Fascinating reads, our sexuality is an extremely intimate thread in human history, in fact sex is the foundation of most human social institutions, the family itself is a unit whose main purpose is ensuring and perpetuating specific sexual arrangements.
Of all worldly pleasures and urges, sexual desire motivates in a half hidden, half seen, way that colors and affects most of our activities, our yearnings, our quests.
Knowing about the history of sexual arrangements in society helps us better understand ourselves, how we got here, and where we came from. The benefits are too obvious to bother mentioning.
Here are three reads I’m finding valuable and interesting. You can order them from Amazon or simply check them out in your library
1. Pricy, but a very good read, Libertine Enlightenment: Sex, Liberty and License in the Eighteenth-Century. is a book chock full of information on a little considered memetic aspect of Enlightenment era europe – the sexual ideas and construction of the Rake and the Libertine. It’s an academic work, but a stimulating one.. at times.
Rakes do make for interesting reading, sans descriptions of venereal disease. Being a rake is an interesting experience, but the returns are far more modest, mediocre, and damaging than some would admit. Included among the risks is a certain insipid boredom with things that once were fresh, wonderful, and amazing.. and a certain disillusion. That and non-sociable diseases.

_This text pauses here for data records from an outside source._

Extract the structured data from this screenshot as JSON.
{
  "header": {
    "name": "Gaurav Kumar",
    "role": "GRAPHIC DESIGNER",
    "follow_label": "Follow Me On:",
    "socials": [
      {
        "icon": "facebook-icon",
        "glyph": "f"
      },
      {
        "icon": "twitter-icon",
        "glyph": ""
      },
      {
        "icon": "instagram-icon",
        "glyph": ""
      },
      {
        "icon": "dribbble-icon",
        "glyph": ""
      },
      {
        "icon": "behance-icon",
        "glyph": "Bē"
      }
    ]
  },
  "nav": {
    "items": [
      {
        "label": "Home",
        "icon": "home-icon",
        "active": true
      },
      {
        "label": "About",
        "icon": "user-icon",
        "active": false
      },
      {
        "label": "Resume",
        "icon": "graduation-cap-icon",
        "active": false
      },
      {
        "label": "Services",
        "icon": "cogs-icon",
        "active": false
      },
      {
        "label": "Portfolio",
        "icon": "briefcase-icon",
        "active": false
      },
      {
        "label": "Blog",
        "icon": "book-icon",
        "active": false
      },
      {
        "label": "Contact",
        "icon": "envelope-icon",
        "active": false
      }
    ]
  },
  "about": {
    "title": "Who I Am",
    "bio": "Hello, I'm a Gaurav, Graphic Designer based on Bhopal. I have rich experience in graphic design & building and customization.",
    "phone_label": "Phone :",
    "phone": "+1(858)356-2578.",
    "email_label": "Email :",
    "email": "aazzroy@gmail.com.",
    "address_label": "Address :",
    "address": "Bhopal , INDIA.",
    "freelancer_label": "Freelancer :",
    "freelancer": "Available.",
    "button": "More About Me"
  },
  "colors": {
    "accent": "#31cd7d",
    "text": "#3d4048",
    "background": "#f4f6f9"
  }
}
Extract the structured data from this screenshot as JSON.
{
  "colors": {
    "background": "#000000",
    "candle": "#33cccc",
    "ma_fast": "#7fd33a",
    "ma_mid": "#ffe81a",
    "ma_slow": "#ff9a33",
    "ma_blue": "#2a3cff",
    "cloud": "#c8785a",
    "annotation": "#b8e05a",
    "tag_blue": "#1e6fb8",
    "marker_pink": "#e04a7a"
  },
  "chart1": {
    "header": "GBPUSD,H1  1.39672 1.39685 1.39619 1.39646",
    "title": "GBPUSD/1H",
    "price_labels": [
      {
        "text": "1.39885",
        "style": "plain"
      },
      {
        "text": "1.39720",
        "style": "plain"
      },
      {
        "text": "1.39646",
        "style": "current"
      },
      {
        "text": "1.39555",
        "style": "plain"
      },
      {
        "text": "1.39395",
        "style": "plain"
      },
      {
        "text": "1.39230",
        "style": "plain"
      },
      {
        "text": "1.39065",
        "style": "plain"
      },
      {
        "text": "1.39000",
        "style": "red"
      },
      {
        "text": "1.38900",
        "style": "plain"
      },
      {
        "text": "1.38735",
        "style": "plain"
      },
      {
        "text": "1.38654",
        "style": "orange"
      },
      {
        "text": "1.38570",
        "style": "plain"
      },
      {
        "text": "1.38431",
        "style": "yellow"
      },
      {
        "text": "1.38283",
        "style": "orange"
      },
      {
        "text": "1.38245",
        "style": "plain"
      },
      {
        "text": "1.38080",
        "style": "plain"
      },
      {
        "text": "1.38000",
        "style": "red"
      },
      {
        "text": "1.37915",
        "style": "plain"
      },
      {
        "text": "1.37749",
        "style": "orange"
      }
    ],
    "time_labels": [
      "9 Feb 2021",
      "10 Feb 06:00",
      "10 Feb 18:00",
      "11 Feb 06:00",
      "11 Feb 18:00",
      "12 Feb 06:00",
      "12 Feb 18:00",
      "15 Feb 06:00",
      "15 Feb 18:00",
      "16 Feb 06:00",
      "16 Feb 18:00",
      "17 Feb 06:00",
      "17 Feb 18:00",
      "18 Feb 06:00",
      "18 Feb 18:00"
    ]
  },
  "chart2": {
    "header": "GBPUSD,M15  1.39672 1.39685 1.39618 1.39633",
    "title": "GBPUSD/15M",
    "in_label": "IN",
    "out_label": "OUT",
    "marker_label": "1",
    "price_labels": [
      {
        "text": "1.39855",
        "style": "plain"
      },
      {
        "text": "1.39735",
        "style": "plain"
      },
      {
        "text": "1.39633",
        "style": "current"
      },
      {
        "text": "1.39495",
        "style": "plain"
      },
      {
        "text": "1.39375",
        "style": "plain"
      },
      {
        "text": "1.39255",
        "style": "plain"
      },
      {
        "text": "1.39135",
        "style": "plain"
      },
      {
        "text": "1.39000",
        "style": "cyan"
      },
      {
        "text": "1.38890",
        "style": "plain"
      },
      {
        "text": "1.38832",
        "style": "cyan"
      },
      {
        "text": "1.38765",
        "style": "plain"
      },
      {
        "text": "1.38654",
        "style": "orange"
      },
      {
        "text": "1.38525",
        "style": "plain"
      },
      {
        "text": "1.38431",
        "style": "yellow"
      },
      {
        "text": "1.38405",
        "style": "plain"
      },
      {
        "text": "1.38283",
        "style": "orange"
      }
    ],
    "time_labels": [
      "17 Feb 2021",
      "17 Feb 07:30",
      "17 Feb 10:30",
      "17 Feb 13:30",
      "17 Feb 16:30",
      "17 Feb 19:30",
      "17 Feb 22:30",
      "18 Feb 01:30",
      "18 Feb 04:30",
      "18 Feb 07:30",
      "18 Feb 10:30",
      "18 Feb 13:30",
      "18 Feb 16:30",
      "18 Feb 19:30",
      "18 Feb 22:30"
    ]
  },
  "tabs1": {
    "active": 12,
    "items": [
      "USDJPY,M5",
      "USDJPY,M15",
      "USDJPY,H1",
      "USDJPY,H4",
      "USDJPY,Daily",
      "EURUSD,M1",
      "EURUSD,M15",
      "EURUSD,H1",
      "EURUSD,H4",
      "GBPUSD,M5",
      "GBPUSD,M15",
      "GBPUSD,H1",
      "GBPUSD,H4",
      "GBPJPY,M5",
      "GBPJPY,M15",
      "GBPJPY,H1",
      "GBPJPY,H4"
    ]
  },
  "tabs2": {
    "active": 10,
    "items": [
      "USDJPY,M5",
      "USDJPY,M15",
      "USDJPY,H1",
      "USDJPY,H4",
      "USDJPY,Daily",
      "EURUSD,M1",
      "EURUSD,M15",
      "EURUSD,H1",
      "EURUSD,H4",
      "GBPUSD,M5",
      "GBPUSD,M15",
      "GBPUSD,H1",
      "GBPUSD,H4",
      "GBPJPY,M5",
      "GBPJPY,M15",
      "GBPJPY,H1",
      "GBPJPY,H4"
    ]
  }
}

There are better occupations for men.
2. Also pricy, but a classic and indispensible, though quite rare now and out of print: Abdelwahab Bouhdiba’s Sexuality in Islam. – it’s simply one of the best books exploring the historical and theological issue of Sexuality in Islam.
Bouhdiba’s view is highly idiosyncratic and debatable, but he gives an interesting read and displays a fidelity to both the actual textual sources of Islam and an understanding of the social practices. His greatest strengths seem to be the sexual history of the Western lands of Islamdom, North Africa, Spain, Sicily and so on.
3. Finally Sexual Encounters in the Middle East: The British, the French And the Arabs This is an interesting source book with some analysis – and deals with colonialism to some degree, and the ways in which questions of sexuality actually affected the history of the Middle East.
The book also discusses issues like clothing and gender differences, with europeans and native Arabs, also of interest are the ways in which Westerners projected certain attitudes or desires on their encounters with Middle Eastern social institutions.